Last seen in Charlotte opening for Jason Isbell last fall, the British folk-punk troubadour finally returns as a headliner following the recent release of his politically and socially charged album, “Be More Kind.” The live juggernaut also boasts a strong opening lineup in Lucero, the Menzingers, and Homeless Gospel Choir.
Saturday 8 p.m. Visulite Theatre, 1615 Elizabeth Ave. $12-$17. www.visulite.com.
This California quintet is a likely heir to the gloomy mainstream goth-pop of bands like Interpol and the Editors (with nods to early Cure and the Killers). It follows up 2016’s full-length “Love Gloom” with the recent single “On the Line.”
Saturday 10 p.m. Snug Harbor, 1228 Gordon St. $5. www.snugrock.com.
Like a double wedding, these two well-established Charlotte bands celebrate their respective new releases together. “Muck” — the Dylan Gilbert-led rock trio Hectorina’s first album in three years — offers a quieter, more introspective sound than its earlier theatrical work. Meanwhile, “Proper Release” marks long-awaited first full-length from Bo White’s long-running experimental rock collective Patois Counselors.
Sunday 8 p.m. Neighborhood Theatre, 511 E. 36th St. $20-$25. www.neighborhoodtheatre.com.
Co-founders Ken Stringfellow and Jon Auer reteam with the “Frosting on the Beater”-era lineup to mark the veteran alternative rock band’s 30th anniversary both on the road and with the reissue of three of its albums: “Dear 23,” “Amazing Disgrace” and the aforementioned “Frosting” on vinyl and CD. The first arrives June 15.
Monday 7:30 p.m. Neighborhood Theatre, 511 E. 36th St. $10-$12. www.neighborhoodtheatre.com.
This L.A. rock quartet is like a ’60s girl group raised on Hole’s “Live Through This,” but with a daringly current feel, a self-aware sense of humor, and a message of empowerment laced through its contemporary take on fashion and feminism.
Thursday 8:30 p.m. The Fillmore, 1000 NC Music Factory Blvd. $25. www.livenation.com.
The duo — English brothers who merge White Stripes-ian blues-rock with stoner rock riffs and a knack for catchy songwriting — has come a long way since opening its first U.S. tour at Tremont Music Hall for less than 100 onlookers four years ago.
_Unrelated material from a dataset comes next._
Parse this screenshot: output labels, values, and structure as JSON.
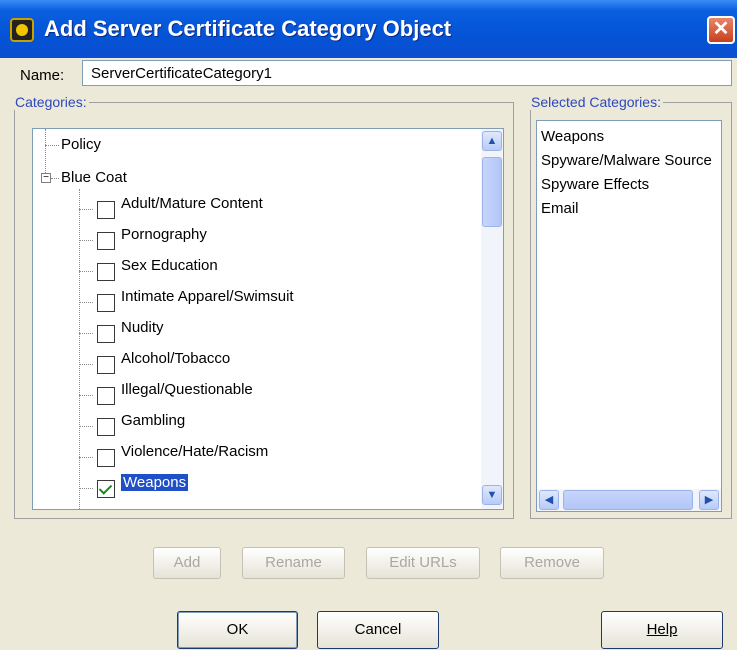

With numerous festivals, radio play, and two hit albums under its belt, it’s now packing larger clubs.